Establishing a trust
A trust is established by drafting and executing trust documents under Maryland law. The trust documents will establish the purpose of the trust, designate beneficiaries and appoint trustees for managing the trust. Generally, the trust will need to obtain a tax identification number, establish a financial account and file annual tax returns. When children are the beneficiaries of a trust, the trust documents will state how money in the trust can be spent (such as “for the child’s education”) and the conditions under which the trust assets are to be distributed to the children (such as “upon reaching the age of 25”). The trustee – often the creator of the trust – is tasked with distributing the trust assets as allowed and required by the trust documents.
As noted, trusts can also be created through language inserted in a Last Will & Testament. As indicated, such a trust would not be created until a death has occurred. The general term “pour-over” is used since, most often, it is the remainder of a decedent’s post-death assets that are put into the trust after debts are paid and specific bequests are distributed.
Uniform Transfers to Minors Act accounts
Another method of ensuring a child’s inheritance is to use the Uniform Transfers to Minors Act (“UTMA”). Both Maryland and the District of Columbia have passed a version of the UTMA. UTMA accounts are not technically trusts (although they have “trust-like” attributes). A “custodian” is named, rather than a “trustee.” A UTMA account must be distributed before or on the child’s 21st birthday, but can be distributed as early as the 18th birthday. One advantage of using the UTMA is its simplicity. The Last Will & Testament simply needs to state that a gift or bequest – money or property – is made to a person named as “custodian” for the benefit of a named child coupled with the following language: “… under the Maryland [or D.C.] Uniform Transfers to Minors Act.” The only other requirement is that an age (between 18 and 21) must be specified for when the account assets will be turned over to the child.
Maryland and D.C. Estate Planning Attorneys

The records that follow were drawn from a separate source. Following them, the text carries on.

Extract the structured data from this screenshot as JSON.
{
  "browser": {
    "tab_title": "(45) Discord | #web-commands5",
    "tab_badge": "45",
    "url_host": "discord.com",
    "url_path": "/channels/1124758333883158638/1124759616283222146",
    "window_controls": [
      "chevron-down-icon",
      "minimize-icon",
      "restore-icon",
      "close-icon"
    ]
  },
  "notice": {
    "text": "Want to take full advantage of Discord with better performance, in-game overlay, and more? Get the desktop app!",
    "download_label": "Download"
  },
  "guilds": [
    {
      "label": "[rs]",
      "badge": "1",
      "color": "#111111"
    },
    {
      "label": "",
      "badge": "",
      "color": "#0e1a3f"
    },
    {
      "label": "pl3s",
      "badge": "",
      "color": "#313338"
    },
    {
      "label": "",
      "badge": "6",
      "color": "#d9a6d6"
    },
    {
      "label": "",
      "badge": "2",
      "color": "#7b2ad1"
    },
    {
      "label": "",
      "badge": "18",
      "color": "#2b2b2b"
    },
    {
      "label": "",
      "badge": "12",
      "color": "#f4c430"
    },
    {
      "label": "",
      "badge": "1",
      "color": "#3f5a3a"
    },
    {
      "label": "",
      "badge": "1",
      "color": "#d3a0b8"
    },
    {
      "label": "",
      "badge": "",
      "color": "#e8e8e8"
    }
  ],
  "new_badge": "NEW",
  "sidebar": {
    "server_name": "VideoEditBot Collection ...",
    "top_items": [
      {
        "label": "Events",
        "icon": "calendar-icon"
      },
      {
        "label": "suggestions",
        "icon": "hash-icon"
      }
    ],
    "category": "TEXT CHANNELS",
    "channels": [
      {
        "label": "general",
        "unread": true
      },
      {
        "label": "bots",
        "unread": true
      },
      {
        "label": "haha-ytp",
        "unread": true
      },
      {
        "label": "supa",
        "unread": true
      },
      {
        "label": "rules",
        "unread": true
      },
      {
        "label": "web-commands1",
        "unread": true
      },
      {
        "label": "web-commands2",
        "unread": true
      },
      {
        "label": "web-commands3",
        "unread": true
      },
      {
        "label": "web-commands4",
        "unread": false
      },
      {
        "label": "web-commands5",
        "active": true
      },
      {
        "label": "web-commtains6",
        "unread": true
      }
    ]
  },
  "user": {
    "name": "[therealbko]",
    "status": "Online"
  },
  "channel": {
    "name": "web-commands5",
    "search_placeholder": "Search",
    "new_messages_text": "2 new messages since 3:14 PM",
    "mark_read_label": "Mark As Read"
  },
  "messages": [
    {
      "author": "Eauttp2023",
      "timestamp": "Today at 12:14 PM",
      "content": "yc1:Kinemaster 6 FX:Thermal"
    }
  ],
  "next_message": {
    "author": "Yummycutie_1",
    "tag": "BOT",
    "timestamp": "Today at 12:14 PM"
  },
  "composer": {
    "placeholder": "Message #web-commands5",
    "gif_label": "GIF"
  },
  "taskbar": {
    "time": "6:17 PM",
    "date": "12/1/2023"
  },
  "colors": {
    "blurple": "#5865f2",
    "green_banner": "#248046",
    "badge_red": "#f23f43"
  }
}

If you are concerned about ensuring a child’s inheritance or are thinking about establishing a trust or need estate planning documents drafted, contact the seasoned and experienced Maryland and D.C. estate planning and family law attorneys at The Law Offices of Thomas Stahl. We have the experience and expertise you need. Schedule a consultation today or call us at (410) 696-4326 or (202) 964-7280.